a Allan Dwan The Rivers Edge Ray Milland Anthony Quinn RIVERSEDGE-4(1)

DE: You also act and write as well?

CMW: I do. I do some of that, yeah.  I like to do a little of everything.

DE: That’s wonderful. Are you working on anything currently?

CMW: Yeah, I’ve just written a script and I’m hoping to make it sometime in the near future.  I’ve always been someone who likes to dabble in different aspects of film. It almost feeds into the same channel, that it’s all just different ways of looking at movies and understanding them better. I think anyone who writes about movies should have some knowledge of how film sets actually operate and how films are actually made. Of course, it’s impossible to go back in time, when looking at older movies, and actually be on a set for that, but to learn as much about how that works, to learn the biographical information of the people who were involved, the historical period. I think all of those things are really significant. You find that a lot of people who write about film, now, which is really surprising to me, have no idea about the technical aspects of films or how they’re even made. Even small low budget ones, which are pretty easy to find someone making something like that and go on the set and just see what it feels like, what the rhythms are like how the actors work. Obviously, it’s different from filmmaker to filmmaker and actor to actor, there are no universal truths with it, but do some of that gives you such a greater understanding of how it all works. And I think, also, filmmakers should be watching lots of movies, should be writing about lots of movies. To me, they’re all different sides of the same coin and they all feed into one another. Just trying to act, even just a little bit – I don’t think I’m very good at it, but it can be fun and it also gives me so much better understanding about screen acting, which is something that most critics have no idea how to discuss or so few of them are good at pinpointing what is good or interesting about a performance. Again, maybe that’s a Sarris hold-over, that the director is given so much authority when talking about a film text, that acting is this very mysterious thing to a lot of people still, and we still haven’t figured out a language as to how to write about it. I think a lot of film writers, that I like, have tried, at least, to dabble in the different sides of it. I’m not saying that everyone has to be making films all the time, writing films all the time, or watching them all the time. I just think those things are really important, they feed into understanding, and I’ve certainly become a more sympathetic viewer once I’d recognized how hard it is to make a good movie, and how every time a decent movie is made, it’s some sort of a miracle. It’s something that I think would behoove a lot of academics to know more about, because there’s only so much you can get from watching the films. You need to sort of be on the other side of them as well.

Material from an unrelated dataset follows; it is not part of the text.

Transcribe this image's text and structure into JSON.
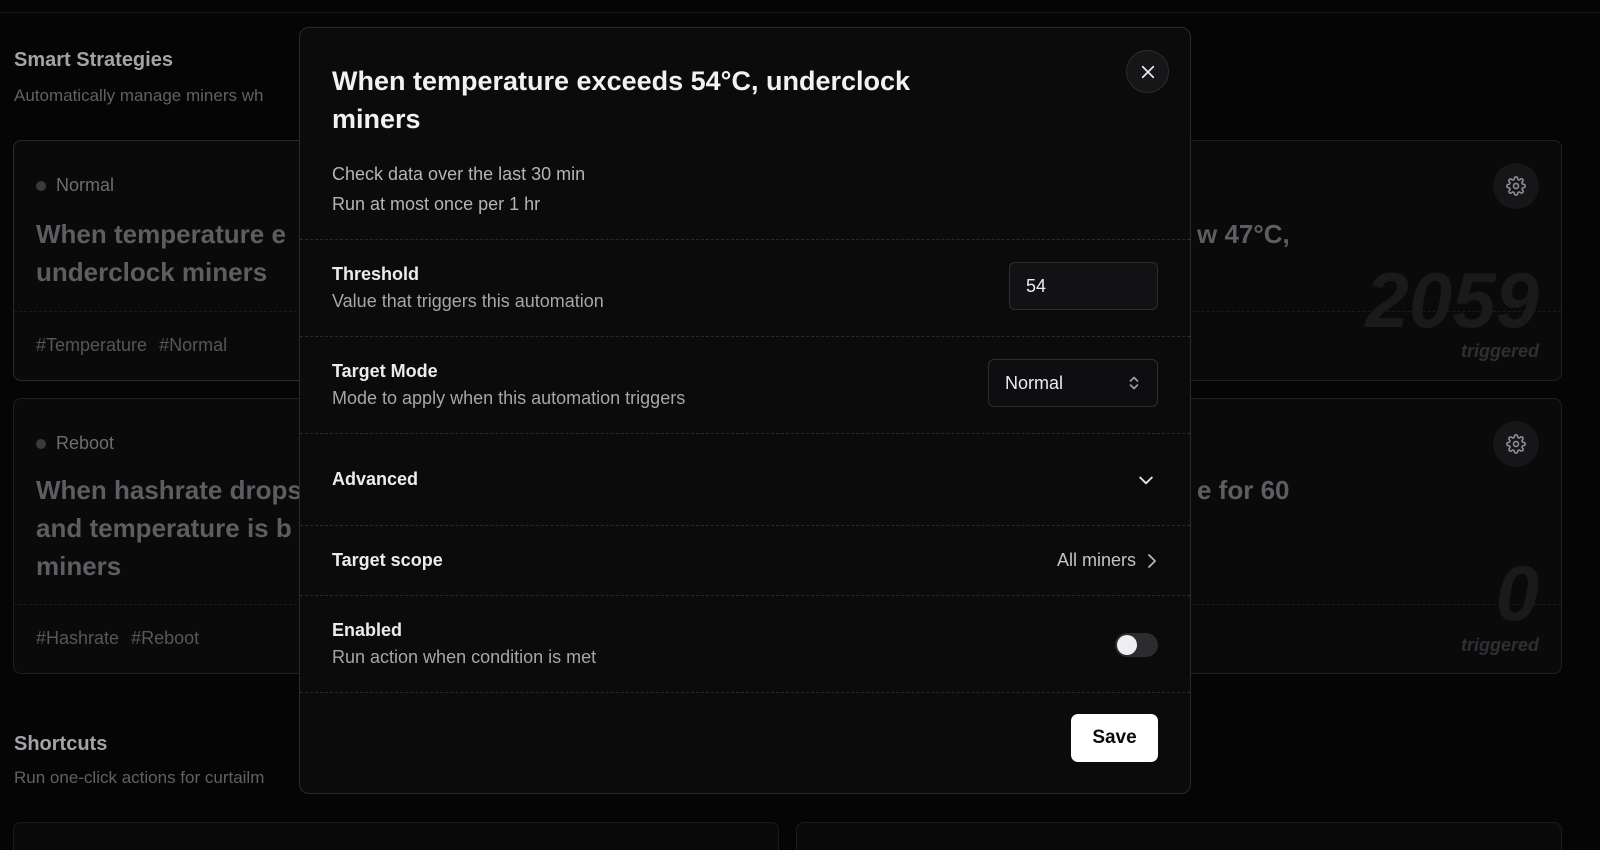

 “Andrew Sarris: Expressive Esoterica” is running at Anthology Film Archives until Sunday, March 31st.